You aren’t exactly building a plane while flying it, are you? You were working with viral issues, with the Game Changer. You were screening for HPV, you were working with HIV.
I mean, we’re doing HPV testing, HIV testing, testing for other sexually transmitted infections, including hepatitis B. And so, this is really not that different than our normal capacity. And whether COVID screening will become part of what the Game Changer routinely does, I think that’s open for conversation, certainly with Steve, who ultimately drives a lot of what we do in our COE space.
I think, because it’s COE, we were well poised to be responsive. And to help think about not only a healthcare system response, but a community response, using the power of data to ultimately inform operational decision-making and public health planning.
Maybe it’s too early to ask this: Are you finding what’s the prevalence versus the known rates of infection? Is it twentyfold?
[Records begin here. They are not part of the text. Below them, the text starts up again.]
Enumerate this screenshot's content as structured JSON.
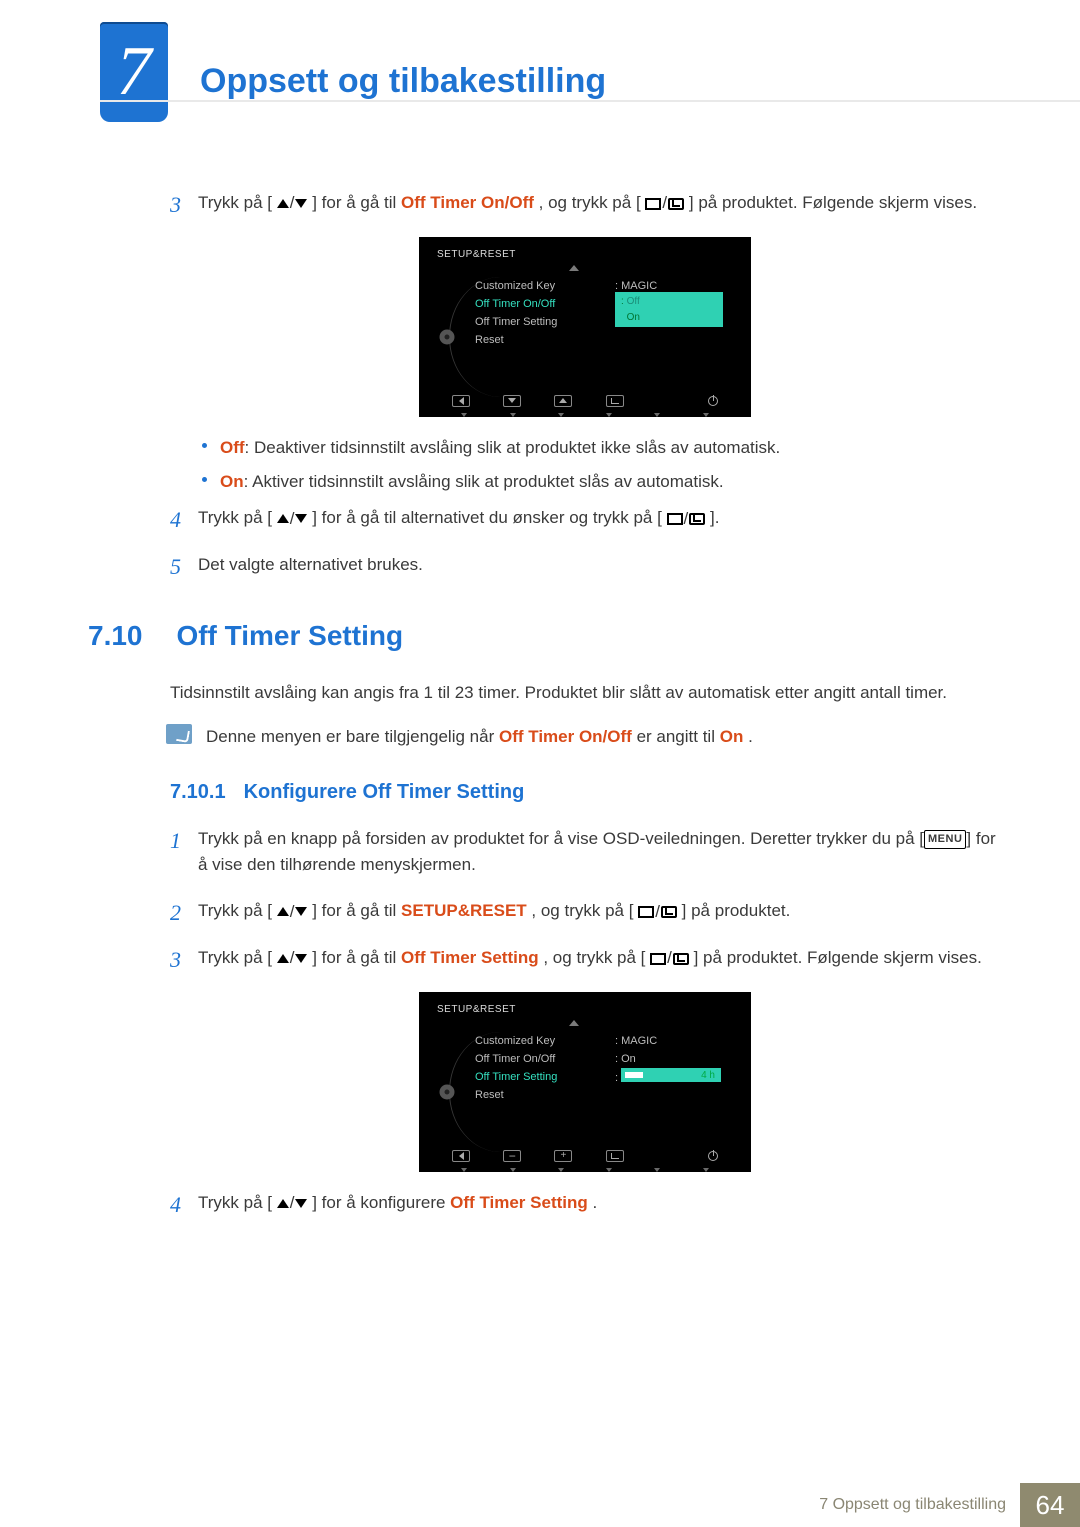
{
  "chapter": {
    "number": "7",
    "title": "Oppsett og tilbakestilling"
  },
  "step3": {
    "num": "3",
    "t1": "Trykk på [",
    "t2": "] for å gå til ",
    "off_timer_onoff": "Off Timer On/Off",
    "t3": ", og trykk på [",
    "t4": "] på produktet. Følgende skjerm vises."
  },
  "osd1": {
    "title": "SETUP&RESET",
    "menu": [
      "Customized Key",
      "Off Timer On/Off",
      "Off Timer Setting",
      "Reset"
    ],
    "val_customized": ": MAGIC",
    "sel_off": "Off",
    "sel_on": "On"
  },
  "bullets": {
    "off_label": "Off",
    "off_text": ": Deaktiver tidsinnstilt avslåing slik at produktet ikke slås av automatisk.",
    "on_label": "On",
    "on_text": ": Aktiver tidsinnstilt avslåing slik at produktet slås av automatisk."
  },
  "step4a": {
    "num": "4",
    "t1": "Trykk på [",
    "t2": "] for å gå til alternativet du ønsker og trykk på [",
    "t3": "]."
  },
  "step5a": {
    "num": "5",
    "text": "Det valgte alternativet brukes."
  },
  "section710": {
    "num": "7.10",
    "title": "Off Timer Setting"
  },
  "section710_intro": "Tidsinnstilt avslåing kan angis fra 1 til 23 timer. Produktet blir slått av automatisk etter angitt antall timer.",
  "section710_note": {
    "t1": "Denne menyen er bare tilgjengelig når ",
    "bold1": "Off Timer On/Off",
    "t2": " er angitt til ",
    "bold2": "On",
    "t3": "."
  },
  "subsection7101": {
    "num": "7.10.1",
    "title": "Konfigurere Off Timer Setting"
  },
  "s1": {
    "num": "1",
    "t1": "Trykk på en knapp på forsiden av produktet for å vise OSD-veiledningen. Deretter trykker du på [",
    "menu": "MENU",
    "t2": "] for å vise den tilhørende menyskjermen."
  },
  "s2": {
    "num": "2",
    "t1": "Trykk på [",
    "t2": "] for å gå til ",
    "bold": "SETUP&RESET",
    "t3": ", og trykk på [",
    "t4": "] på produktet."
  },
  "s3": {
    "num": "3",
    "t1": "Trykk på [",
    "t2": "] for å gå til ",
    "bold": "Off Timer Setting",
    "t3": ", og trykk på [",
    "t4": "] på produktet. Følgende skjerm vises."
  },
  "osd2": {
    "title": "SETUP&RESET",
    "menu": [
      "Customized Key",
      "Off Timer On/Off",
      "Off Timer Setting",
      "Reset"
    ],
    "val_customized": ": MAGIC",
    "val_onoff": ": On",
    "slider_val": "4 h",
    "slider_fill_pct": 18
  },
  "s4": {
    "num": "4",
    "t1": "Trykk på [",
    "t2": "] for å konfigurere ",
    "bold": "Off Timer Setting",
    "t3": "."
  },
  "footer": {
    "label": "7 Oppsett og tilbakestilling",
    "page": "64"
  },
  "chart_data": {
    "type": "bar",
    "title": "Off Timer Setting slider",
    "categories": [
      "hours"
    ],
    "values": [
      4
    ],
    "xlabel": "",
    "ylabel": "hours",
    "ylim": [
      1,
      23
    ]
  }
}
Fortyfold?
It’s 16 times higher, if I remember correctly, but recognizing that there are very wide confidence intervals surrounding that estimate, given our need to account for test sensitivity and specificity, which was highly variable in different publications.
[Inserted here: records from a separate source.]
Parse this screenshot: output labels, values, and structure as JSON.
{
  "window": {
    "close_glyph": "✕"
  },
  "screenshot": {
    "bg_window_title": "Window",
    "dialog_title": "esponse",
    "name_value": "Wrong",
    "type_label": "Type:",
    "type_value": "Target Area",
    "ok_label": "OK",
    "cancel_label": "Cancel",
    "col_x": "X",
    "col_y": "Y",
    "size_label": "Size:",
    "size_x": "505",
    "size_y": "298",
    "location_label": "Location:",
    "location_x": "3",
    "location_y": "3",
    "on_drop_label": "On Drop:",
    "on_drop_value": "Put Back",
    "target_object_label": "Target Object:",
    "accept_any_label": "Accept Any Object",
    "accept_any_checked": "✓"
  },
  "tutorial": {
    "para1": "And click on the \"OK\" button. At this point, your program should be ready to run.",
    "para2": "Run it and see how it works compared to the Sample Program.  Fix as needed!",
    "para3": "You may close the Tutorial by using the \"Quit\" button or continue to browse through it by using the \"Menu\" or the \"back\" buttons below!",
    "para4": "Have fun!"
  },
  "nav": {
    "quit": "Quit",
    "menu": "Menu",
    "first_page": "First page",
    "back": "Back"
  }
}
I do think there’s something that’s really interesting, Paul, about how we communicate science in a way that makes sense to people who are outside the scientific community, but who are hearing new information that’s driven by the principles of research.
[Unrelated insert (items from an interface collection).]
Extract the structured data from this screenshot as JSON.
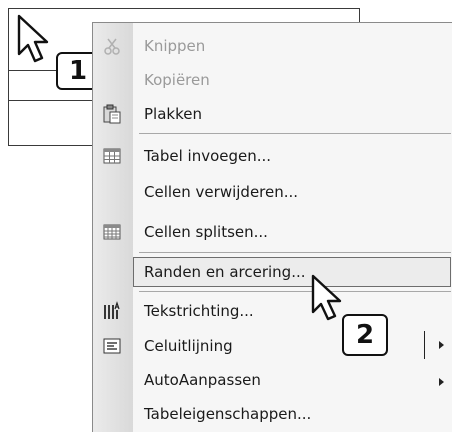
{
  "menu": {
    "items": [
      {
        "label": "Knippen",
        "icon": "scissors-icon",
        "disabled": true
      },
      {
        "label": "Kopiëren",
        "icon": "copy-icon",
        "disabled": true
      },
      {
        "label": "Plakken",
        "icon": "paste-icon",
        "disabled": false
      },
      {
        "label": "Tabel invoegen...",
        "icon": "insert-table-icon",
        "disabled": false
      },
      {
        "label": "Cellen verwijderen...",
        "icon": "",
        "disabled": false
      },
      {
        "label": "Cellen splitsen...",
        "icon": "split-cells-icon",
        "disabled": false
      },
      {
        "label": "Randen en arcering...",
        "icon": "",
        "disabled": false,
        "highlighted": true
      },
      {
        "label": "Tekstrichting...",
        "icon": "text-direction-icon",
        "disabled": false
      },
      {
        "label": "Celuitlijning",
        "icon": "cell-alignment-icon",
        "disabled": false,
        "submenu": true
      },
      {
        "label": "AutoAanpassen",
        "icon": "",
        "disabled": false,
        "submenu": true
      },
      {
        "label": "Tabeleigenschappen...",
        "icon": "",
        "disabled": false
      }
    ]
  },
  "badges": {
    "step1": "1",
    "step2": "2"
  }
}
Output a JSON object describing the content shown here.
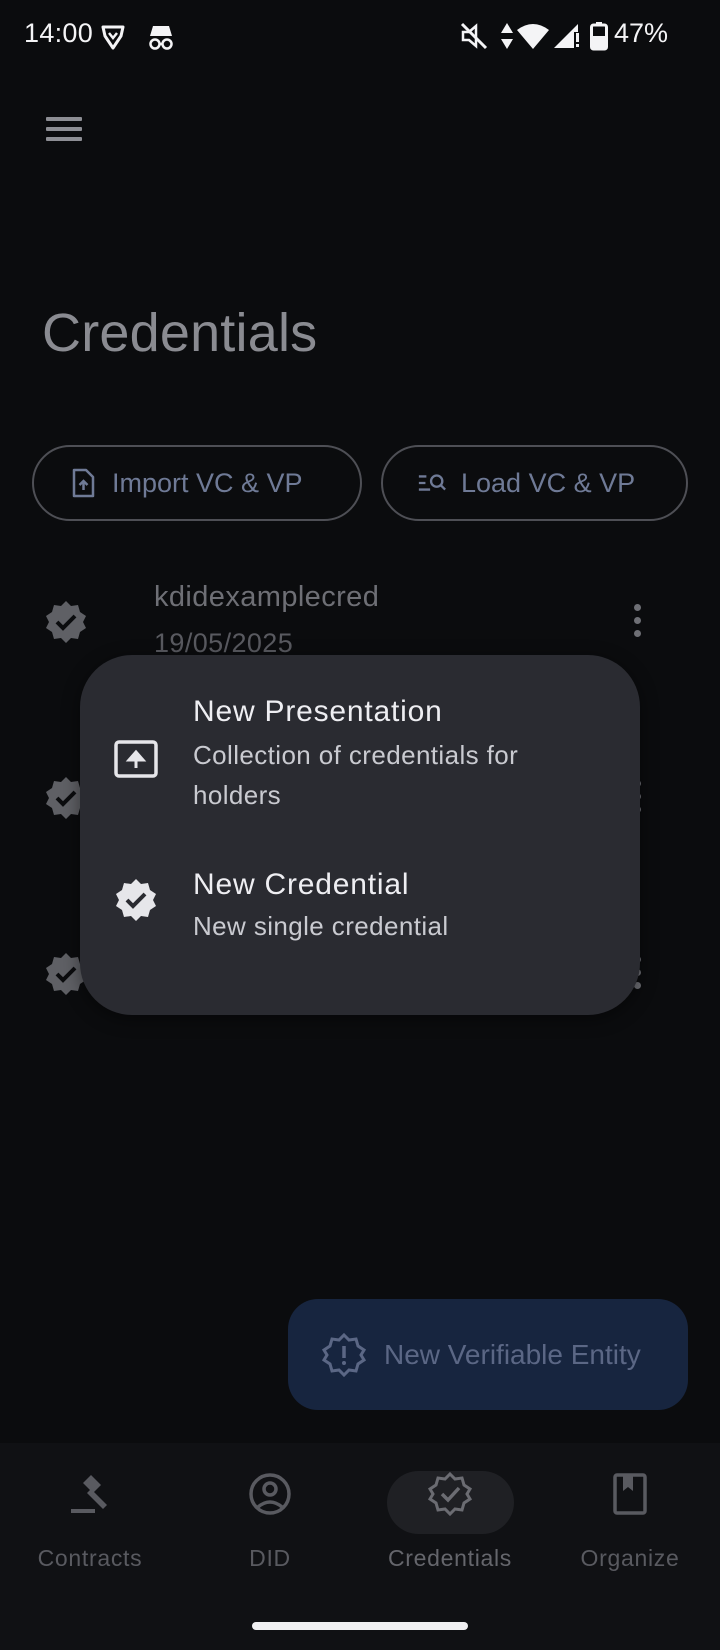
{
  "status_bar": {
    "time": "14:00",
    "battery_percent": "47%",
    "icons": [
      "brave-icon",
      "incognito-icon",
      "mute-icon",
      "data-arrows-icon",
      "wifi-icon",
      "signal-icon",
      "battery-icon"
    ]
  },
  "header": {
    "menu_icon": "hamburger-menu-icon",
    "title": "Credentials"
  },
  "actions": {
    "import_label": "Import VC & VP",
    "load_label": "Load VC & VP"
  },
  "credentials_list": [
    {
      "name": "kdidexamplecred",
      "date": "19/05/2025"
    },
    {
      "name": "",
      "date": ""
    },
    {
      "name": "",
      "date": ""
    }
  ],
  "popup_menu": {
    "items": [
      {
        "icon": "upload-box-icon",
        "title": "New Presentation",
        "subtitle": "Collection of credentials for holders"
      },
      {
        "icon": "verified-badge-icon",
        "title": "New Credential",
        "subtitle": "New single credential"
      }
    ]
  },
  "fab": {
    "icon": "alert-badge-icon",
    "label": "New Verifiable Entity"
  },
  "bottom_nav": {
    "items": [
      {
        "label": "Contracts",
        "icon": "gavel-icon"
      },
      {
        "label": "DID",
        "icon": "account-circle-icon"
      },
      {
        "label": "Credentials",
        "icon": "verified-badge-icon"
      },
      {
        "label": "Organize",
        "icon": "bookmark-book-icon"
      }
    ],
    "active": "Credentials"
  },
  "colors": {
    "background": "#0b0c0e",
    "popup": "#2a2b31",
    "fab": "#17253f",
    "accent_text": "#6f7a96"
  }
}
Figuring this out has been a fun exercise, because the work has involved a lot of interdisciplinary collaboration on the university side, and with each discipline came a different discourse for how to talk about the work and its findings . It’s been a fun group of people who are working together. There are public health experts, there are data scientists. And many, many students.
Arguably, the best part of this story is that, with the contact tracing and with the community surveillance, we were able to offer 150 medical school and public health students a way to fulfill their capstone and field experience requirements, because all of their clinical rotations were paused or summer internships were cancelled.
We were able to immerse the students in a public health learning opportunity that was very real, very timely, and helped fill gaps in their educational curriculum, given that the pandemic had imposed real constraints on what they could do to fulfill experiential requirements.
There’s a lot of nice stuff that’s come out of that, including that I think parts of the institution who haven’t traditionally worked together have started to do so, because we needed each other’s resources and capacity to build something that could fulfill the intent of what we were trying to accomplish, with both community surveillance and the contact tracing.
Is there anything we forgot, anything you’d like to add?
At NCI-designated cancer centers, we have the potential to be at the forefront of helping drive solutions in a pandemic. This is typically outside the scope of what we do, but the community relationships we’ve developed are deep. And they can serve a purpose beyond what we want to accomplish for our COE requirements.
And I think that’s what we found here in Miami at Sylvester: our relationship with our catchment area allowed us to be a resource in a time of unprecedented need.